◆ **Activity**
Where a record contains a picture, omit the picture and repeat the rest exactly.

◆ **Data for review**
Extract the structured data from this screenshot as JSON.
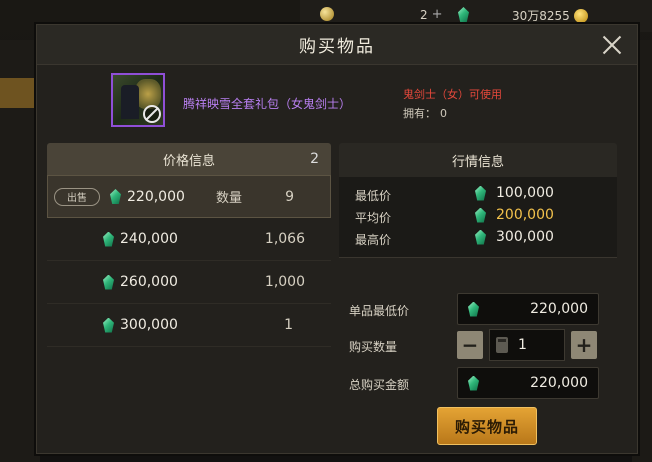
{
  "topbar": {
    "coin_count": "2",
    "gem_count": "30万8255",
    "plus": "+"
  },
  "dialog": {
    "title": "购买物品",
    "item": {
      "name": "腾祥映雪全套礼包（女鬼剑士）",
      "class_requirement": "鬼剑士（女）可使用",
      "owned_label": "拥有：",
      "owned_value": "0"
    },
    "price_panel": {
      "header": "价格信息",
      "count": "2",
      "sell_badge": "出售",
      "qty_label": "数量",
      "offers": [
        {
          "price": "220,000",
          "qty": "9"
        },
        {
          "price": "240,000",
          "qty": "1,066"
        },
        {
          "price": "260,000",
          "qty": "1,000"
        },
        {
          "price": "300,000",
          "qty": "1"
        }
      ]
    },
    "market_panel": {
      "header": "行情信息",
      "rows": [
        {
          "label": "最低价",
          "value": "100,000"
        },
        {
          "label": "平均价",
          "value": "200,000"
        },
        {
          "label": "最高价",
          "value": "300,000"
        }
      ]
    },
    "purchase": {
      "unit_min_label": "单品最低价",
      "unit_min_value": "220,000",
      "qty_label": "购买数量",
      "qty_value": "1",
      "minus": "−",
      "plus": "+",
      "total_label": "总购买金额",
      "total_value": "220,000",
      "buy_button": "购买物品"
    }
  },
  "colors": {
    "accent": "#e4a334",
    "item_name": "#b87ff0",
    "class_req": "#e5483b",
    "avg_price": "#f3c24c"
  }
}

◆ **Your solution**
Extract the structured data from this screenshot as JSON.
{
  "topbar": {
    "coin_count": "2",
    "gem_count": "30万8255",
    "plus": "+"
  },
  "dialog": {
    "title": "购买物品",
    "item": {
      "name": "腾祥映雪全套礼包（女鬼剑士）",
      "class_requirement": "鬼剑士（女）可使用",
      "owned_label": "拥有：",
      "owned_value": "0"
    },
    "price_panel": {
      "header": "价格信息",
      "count": "2",
      "sell_badge": "出售",
      "qty_label": "数量",
      "offers": [
        {
          "price": "220,000",
          "qty": "9"
        },
        {
          "price": "240,000",
          "qty": "1,066"
        },
        {
          "price": "260,000",
          "qty": "1,000"
        },
        {
          "price": "300,000",
          "qty": "1"
        }
      ]
    },
    "market_panel": {
      "header": "行情信息",
      "rows": [
        {
          "label": "最低价",
          "value": "100,000"
        },
        {
          "label": "平均价",
          "value": "200,000"
        },
        {
          "label": "最高价",
          "value": "300,000"
        }
      ]
    },
    "purchase": {
      "unit_min_label": "单品最低价",
      "unit_min_value": "220,000",
      "qty_label": "购买数量",
      "qty_value": "1",
      "minus": "−",
      "plus": "+",
      "total_label": "总购买金额",
      "total_value": "220,000",
      "buy_button": "购买物品"
    }
  },
  "colors": {
    "accent": "#e4a334",
    "item_name": "#b87ff0",
    "class_req": "#e5483b",
    "avg_price": "#f3c24c"
  }
}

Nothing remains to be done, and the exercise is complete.